Y it = bx it + z i a + e it
where the subscript i refers to the individual, the t at the moment of time and e is an error term (Z does not change as it is stable and that is why it has a single subscript). The existence of several measurements allows us to estimate the coefficient b without needing to know the value of the stable variable, by performing a regression of the difference in the effect (Y) on the difference in values of the independent variables:
Y it – Y i1 = b(x it – x i1 ) + a( z i – z i ) +
+ e it – e i1 = b( x it – x i1 ) + e it – e i1
That is, it is not necessary to know the value of the time-independent (or stable) variables over time. This is an advantage over other analyses, in which these variables must be known. The above model is easily generalizable to a multivariate vector of factors changing over time.

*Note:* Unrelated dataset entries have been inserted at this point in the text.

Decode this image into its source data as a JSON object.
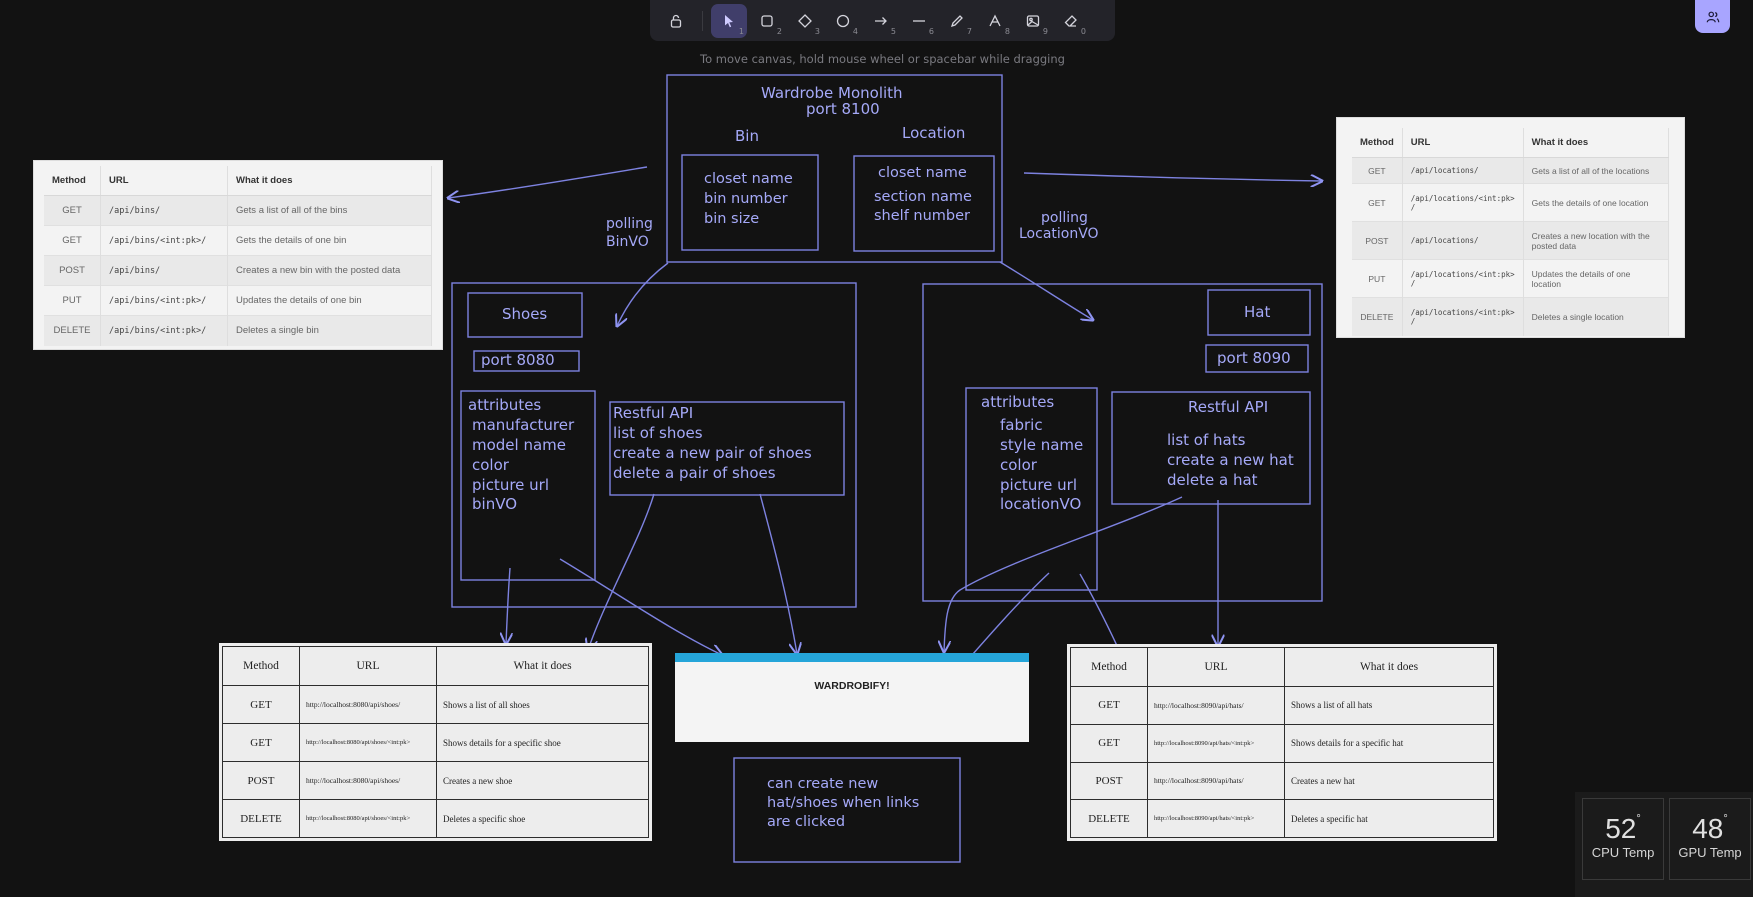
{
  "toolbar": {
    "tools": [
      {
        "name": "selection",
        "num": "1"
      },
      {
        "name": "rectangle",
        "num": "2"
      },
      {
        "name": "diamond",
        "num": "3"
      },
      {
        "name": "ellipse",
        "num": "4"
      },
      {
        "name": "arrow",
        "num": "5"
      },
      {
        "name": "line",
        "num": "6"
      },
      {
        "name": "draw",
        "num": "7"
      },
      {
        "name": "text",
        "num": "8"
      },
      {
        "name": "image",
        "num": "9"
      },
      {
        "name": "eraser",
        "num": "0"
      }
    ],
    "hint": "To move canvas, hold mouse wheel or spacebar while dragging"
  },
  "monolith": {
    "title": "Wardrobe Monolith",
    "port": "port 8100",
    "bin_label": "Bin",
    "location_label": "Location",
    "bin_fields": [
      "closet name",
      "bin number",
      "bin size"
    ],
    "location_fields": [
      "closet name",
      "section name",
      "shelf number"
    ]
  },
  "polling": {
    "bin": [
      "polling",
      "BinVO"
    ],
    "location": [
      "polling",
      "LocationVO"
    ]
  },
  "shoes": {
    "title": "Shoes",
    "port": "port 8080",
    "attributes": [
      "attributes",
      "manufacturer",
      "model name",
      "color",
      "picture url",
      "binVO"
    ],
    "api": [
      "Restful API",
      "list of shoes",
      "create a new pair of shoes",
      "delete a pair of shoes"
    ]
  },
  "hat": {
    "title": "Hat",
    "port": "port 8090",
    "attributes": [
      "attributes",
      "fabric",
      "style name",
      "color",
      "picture url",
      "locationVO"
    ],
    "api_title": "Restful API",
    "api": [
      "list of hats",
      "create a new hat",
      "delete a hat"
    ]
  },
  "note": [
    "can create new",
    "hat/shoes when links",
    "are clicked"
  ],
  "bins_table": {
    "headers": [
      "Method",
      "URL",
      "What it does"
    ],
    "rows": [
      [
        "GET",
        "/api/bins/",
        "Gets a list of all of the bins"
      ],
      [
        "GET",
        "/api/bins/<int:pk>/",
        "Gets the details of one bin"
      ],
      [
        "POST",
        "/api/bins/",
        "Creates a new bin with the posted data"
      ],
      [
        "PUT",
        "/api/bins/<int:pk>/",
        "Updates the details of one bin"
      ],
      [
        "DELETE",
        "/api/bins/<int:pk>/",
        "Deletes a single bin"
      ]
    ]
  },
  "locations_table": {
    "headers": [
      "Method",
      "URL",
      "What it does"
    ],
    "rows": [
      [
        "GET",
        "/api/locations/",
        "Gets a list of all of the locations"
      ],
      [
        "GET",
        "/api/locations/<int:pk>\n/",
        "Gets the details of one location"
      ],
      [
        "POST",
        "/api/locations/",
        "Creates a new location with the posted data"
      ],
      [
        "PUT",
        "/api/locations/<int:pk>\n/",
        "Updates the details of one location"
      ],
      [
        "DELETE",
        "/api/locations/<int:pk>\n/",
        "Deletes a single location"
      ]
    ]
  },
  "shoes_table": {
    "headers": [
      "Method",
      "URL",
      "What it does"
    ],
    "rows": [
      [
        "GET",
        "http://localhost:8080/api/shoes/",
        "Shows a list of all shoes"
      ],
      [
        "GET",
        "http://localhost:8080/api/shoes/<int:pk>",
        "Shows details for a specific shoe"
      ],
      [
        "POST",
        "http://localhost:8080/api/shoes/",
        "Creates a new shoe"
      ],
      [
        "DELETE",
        "http://localhost:8080/api/shoes/<int:pk>",
        "Deletes a specific shoe"
      ]
    ]
  },
  "hats_table": {
    "headers": [
      "Method",
      "URL",
      "What it does"
    ],
    "rows": [
      [
        "GET",
        "http://localhost:8090/api/hats/",
        "Shows a list of all hats"
      ],
      [
        "GET",
        "http://localhost:8090/api/hats/<int:pk>",
        "Shows details for a specific hat"
      ],
      [
        "POST",
        "http://localhost:8090/api/hats/",
        "Creates a new hat"
      ],
      [
        "DELETE",
        "http://localhost:8090/api/hats/<int:pk>",
        "Deletes a specific hat"
      ]
    ]
  },
  "preview": {
    "title": "WARDROBIFY!"
  },
  "temps": {
    "cpu_value": "52",
    "cpu_label": "CPU Temp",
    "gpu_value": "48",
    "gpu_label": "GPU Temp",
    "degree": "°"
  },
  "colors": {
    "background": "#121212",
    "sketch": "#8f94f2",
    "toolbar": "#232329",
    "active_tool": "#403e6a",
    "collab_button": "#a8a5ff"
  }
}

The longitudinal analysis is carried out within the context of generalized linear models and has two objectives: to adopt conventional regression tools, in which the effect is related to the different exposures and to take into account the correlation of the measurements between subjects. This last aspect is very important. Suppose you analyze the effect of growth on blood pressure; The blood pressure values of a subject in the different tests performed depend on the initial or basal value and therefore must be taken into account.

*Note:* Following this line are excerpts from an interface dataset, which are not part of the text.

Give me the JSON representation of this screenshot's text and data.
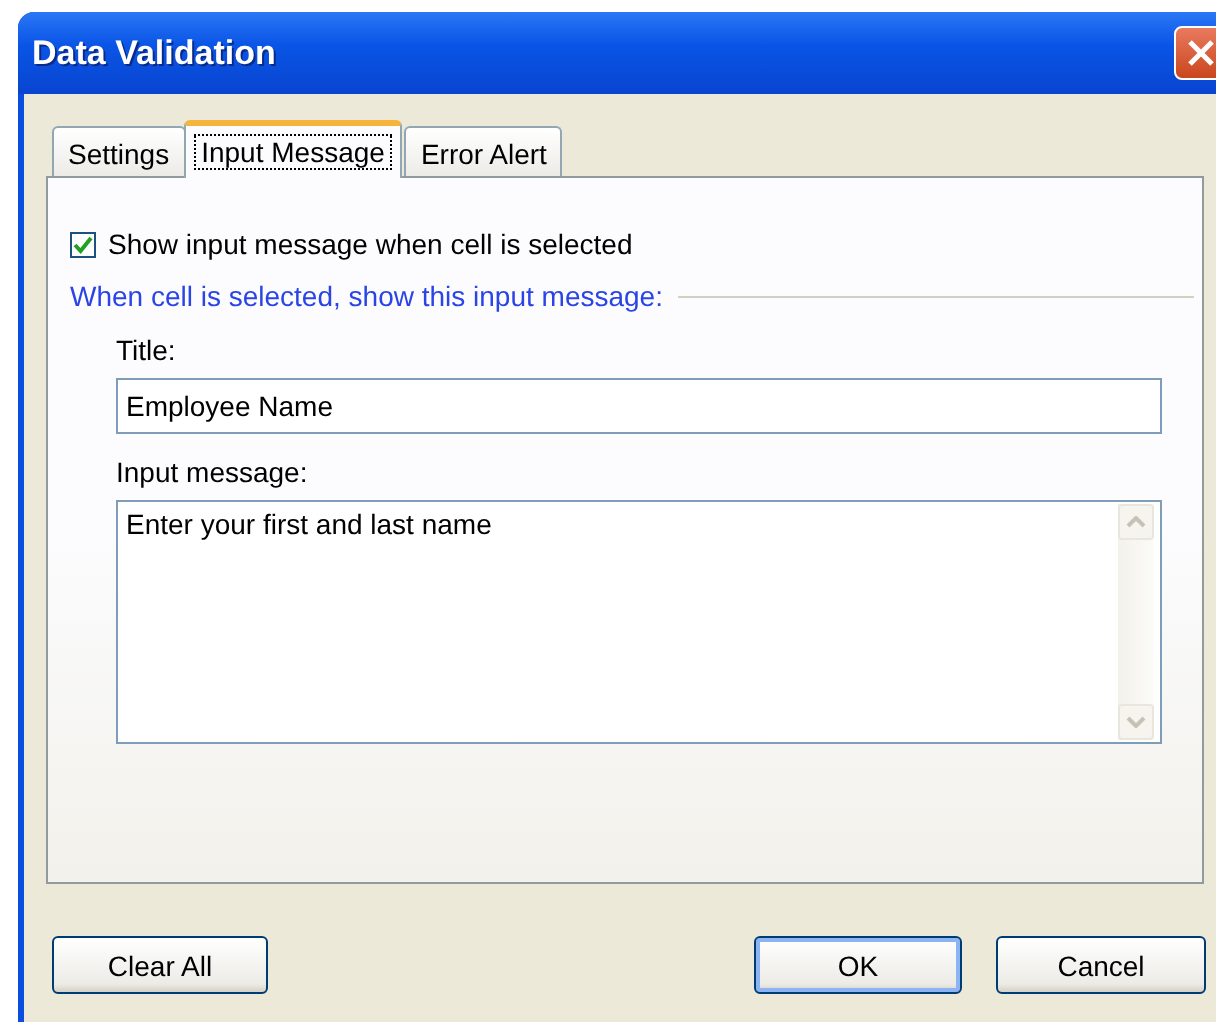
{
  "window": {
    "title": "Data Validation"
  },
  "tabs": [
    {
      "label": "Settings",
      "selected": false
    },
    {
      "label": "Input Message",
      "selected": true
    },
    {
      "label": "Error Alert",
      "selected": false
    }
  ],
  "show_checkbox": {
    "label": "Show input message when cell is selected",
    "checked": true
  },
  "group_label": "When cell is selected, show this input message:",
  "title_field": {
    "label": "Title:",
    "value": "Employee Name"
  },
  "message_field": {
    "label": "Input message:",
    "value": "Enter your first and last name"
  },
  "buttons": [
    {
      "label": "Clear All",
      "default": false
    },
    {
      "label": "OK",
      "default": true
    },
    {
      "label": "Cancel",
      "default": false
    }
  ]
}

For example, longitudinal analysis could be performed in a childhood cohort in which vitamin A deficiency (which can change over time) is assessed as the main exposure over the risk of infection (which can be multiple over time). , controlling the influence of age, weight and height (time-dependent variables). The longitudinal analysis can be classified into three large groups.
a) Marginal models: they combine the different measurements (which are slices in time) of the prevalence of the exposure to obtain an average prevalence or other summary measure of the exposure over time, and relate it to the frequency of the disease . The longitudinal element is age or duration of follow-up in the regression analysis. The coefficients of this type of models are transformed into a population prevalence ratio; In the example of vitamin A and infection it would be the prevalence of infection in children with vitamin A deficiency divided by the prevalence of infection in children without vitamin A deficiency.

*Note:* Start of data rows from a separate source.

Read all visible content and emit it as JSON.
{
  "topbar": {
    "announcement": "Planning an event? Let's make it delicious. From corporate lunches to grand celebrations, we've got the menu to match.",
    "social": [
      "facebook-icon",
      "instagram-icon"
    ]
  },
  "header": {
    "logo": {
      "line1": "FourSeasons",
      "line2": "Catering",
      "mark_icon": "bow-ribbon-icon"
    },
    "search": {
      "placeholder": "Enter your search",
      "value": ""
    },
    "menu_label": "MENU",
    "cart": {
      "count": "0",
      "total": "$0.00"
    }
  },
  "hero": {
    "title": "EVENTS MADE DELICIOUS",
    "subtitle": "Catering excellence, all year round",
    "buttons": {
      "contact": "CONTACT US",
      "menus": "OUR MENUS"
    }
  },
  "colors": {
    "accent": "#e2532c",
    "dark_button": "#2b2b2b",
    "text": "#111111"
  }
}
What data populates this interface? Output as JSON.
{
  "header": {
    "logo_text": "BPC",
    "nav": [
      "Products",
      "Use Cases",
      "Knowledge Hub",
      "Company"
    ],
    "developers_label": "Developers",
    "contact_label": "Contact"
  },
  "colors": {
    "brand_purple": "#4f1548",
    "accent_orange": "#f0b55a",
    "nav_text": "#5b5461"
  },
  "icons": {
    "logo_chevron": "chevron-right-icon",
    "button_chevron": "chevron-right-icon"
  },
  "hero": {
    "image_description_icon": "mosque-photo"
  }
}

b) Transition models regress the present result on past values and on past and present exposures. An example of them are Markov models. The model coefficients are directly transformed into a quotient of incidences, that is, into RRs; In the example it would be the RR of vitamin A deficiency on infection.
c) Random effects models allow each individual to have unique regression parameters, and there are procedures for standardized results, binary, and person-time data. The model coefficients are transformed into an odds ratio referring to the individual, which is assumed to be constant throughout the population; In the example it would be the odds of infection in a child with vitamin A deficiency versus the odds of infection in the same child without vitamin A deficiency.
Linear, logistic, Poisson models, and many survival analyzes can be considered particular cases of generalized linear models. There are procedures that allow late entries or at different times and unequally in the observation of a cohort.
In addition to the parametric models indicated in the previous paragraph, analysis using non-parametric methods is possible; For example, the use of functional analysis with splines has recently been reviewed.
Several specific texts on longitudinal data analysis have been mentioned. One of them even offers examples with the routines to write to correctly carry out the analysis using different conventional statistical packages (STATA, SAS, SPSS).